SHARE

A 39-year-old woman was mauled by a 204-pound black bear sow in Southwest Colorado on Friday. The woman had been walking her dogs near her home in La Plata County, according to officials. When the victim’s boyfriend returned home that evening, he found their two dogs outside of the home. An hour later, he located her body just off of Highway 550 near Trimble, Colorado.

Bear scat and hair were found at the scene. After the incident, CPW called in a U.S. Department of Agriculture Wildlife Services dog team. The dogs tracked and treed the sow, as well as two yearlings, and CPW employees euthanized the bears. A recent necropsy showed that human remains were found in the intestines of the sow, as well as one of the yearlings.

“There’s no way for us to know the why or how this encounter took place, because there were no witnesses,” says Jason Clay, the Colorado Parks and Wildlife public information officer for the northeast region. “It’s extremely tragic.”

Fatal black bear attacks are extraordinarily rare. The last fatal attack in Colorado occurred in 2009, when a woman was killed and later determined to have been illegally feeding bears. The bears involved in Friday’s attack appeared to be in good health, though test results for diseases such as rabies won’t come back for several weeks.

“Bears can be very opportunistic when a food source is available,” says Clay, noting that the attack came after a long period of hibernation when black bears typically lose 20 to 27 percent of their body fat. “Bears are becoming active and are looking for food sources. A lot of the early-season food sources are grasses that are starting to green up and aspen buds.”

Clay adds that other sources of food for black bears include trash, pet food, and bird feeders.

“Bears use humans as a crutch with the attractants that we don’t properly secure.”

Based on an inspection of the sow’s teeth, the bear was believed to be at least 10 years old. She was not known to be involved in any previous incidents that CPW is aware of. The yearlings were 58 and 66 pounds each. Cubs typically stay with their mothers for about a year and a half before dispersing, and sows tend to act more aggressively when their cubs are around.

Colorado sustains a state-wide population of black bears between 17,000 to 20,000 animals. The bear population is growing in certain areas, though CPW wasn’t able confirm whether La Plata County was one such place. Clay also adds that that Colorado’s human population is growing, too, which is bound to lead to more encounters with wildlife.

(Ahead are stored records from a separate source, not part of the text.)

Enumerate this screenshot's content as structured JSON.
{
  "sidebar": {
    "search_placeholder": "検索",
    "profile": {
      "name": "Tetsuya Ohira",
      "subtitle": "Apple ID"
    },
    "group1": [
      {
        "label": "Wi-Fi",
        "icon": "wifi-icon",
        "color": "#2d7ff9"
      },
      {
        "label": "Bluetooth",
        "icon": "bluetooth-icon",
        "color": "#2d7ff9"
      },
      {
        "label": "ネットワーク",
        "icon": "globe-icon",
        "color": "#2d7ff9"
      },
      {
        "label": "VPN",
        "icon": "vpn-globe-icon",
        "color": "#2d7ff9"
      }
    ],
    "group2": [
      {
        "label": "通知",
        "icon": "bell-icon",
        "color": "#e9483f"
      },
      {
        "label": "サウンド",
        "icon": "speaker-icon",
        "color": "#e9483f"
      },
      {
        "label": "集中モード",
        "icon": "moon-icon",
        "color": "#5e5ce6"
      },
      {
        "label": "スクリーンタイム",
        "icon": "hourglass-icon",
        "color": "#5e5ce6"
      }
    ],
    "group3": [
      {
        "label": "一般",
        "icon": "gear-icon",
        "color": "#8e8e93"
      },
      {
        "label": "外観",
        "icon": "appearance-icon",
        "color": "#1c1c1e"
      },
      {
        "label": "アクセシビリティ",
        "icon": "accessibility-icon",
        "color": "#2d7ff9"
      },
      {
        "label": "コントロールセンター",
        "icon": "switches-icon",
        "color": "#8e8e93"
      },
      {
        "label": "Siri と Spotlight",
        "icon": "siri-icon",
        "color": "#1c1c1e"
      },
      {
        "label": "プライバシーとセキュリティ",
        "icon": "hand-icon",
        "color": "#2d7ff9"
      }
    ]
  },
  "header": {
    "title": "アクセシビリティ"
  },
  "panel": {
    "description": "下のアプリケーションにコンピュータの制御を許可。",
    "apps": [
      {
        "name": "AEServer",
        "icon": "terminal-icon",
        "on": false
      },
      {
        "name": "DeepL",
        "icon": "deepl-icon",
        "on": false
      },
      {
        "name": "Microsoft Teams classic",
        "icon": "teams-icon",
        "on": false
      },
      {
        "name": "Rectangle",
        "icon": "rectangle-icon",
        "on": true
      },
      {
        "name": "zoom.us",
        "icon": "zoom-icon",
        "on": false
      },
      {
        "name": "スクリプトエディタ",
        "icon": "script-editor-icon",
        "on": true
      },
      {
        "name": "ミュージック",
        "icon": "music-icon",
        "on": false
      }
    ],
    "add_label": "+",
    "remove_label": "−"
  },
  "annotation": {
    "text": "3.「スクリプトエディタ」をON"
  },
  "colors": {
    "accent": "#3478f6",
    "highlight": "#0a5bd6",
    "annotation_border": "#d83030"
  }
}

CPW’s wildlife management policies are established with science in mind. Biologists make recommendations about how many hunting tags to issues, which are then confirmed by the organization’s commission. During this process, biologists do consider the “social capacity” of a landscape, which means balancing a landscape’s carrying capacity with the potential impact of certain animals on human society.

“Hunting is the best management tool that we have to control our animal populations and to keep them healthy,” says Clay. “We can lower or increase tags to keep our animal populations close to our objectives.”

Read Next: Woah Bear, Get Outta Here.” How to Talk Your Way Out of a Dangerous Wildlife Encounter

Black bears are not usually aggressive towards humans and are considered less dangerous than grizzlies. Even so, CPW advises taking safety precautions and be “Bear Aware” whenever you are in bear country. Do not intentionally or inadvertently feed wildlife. 

“Food-conditioned bears, or habituated bears, looking for an easy handout such as your backyard bird feeder, can develop aggressive and dangerous behavior,” said CPW Southwest region manager Cory Chick in the CPW press release. “For these bears, humans become an inconvenience when we are in the way of the food the bear is seeking. They are no longer fearful, and this is behavior we cannot allow.”

MORE TO READ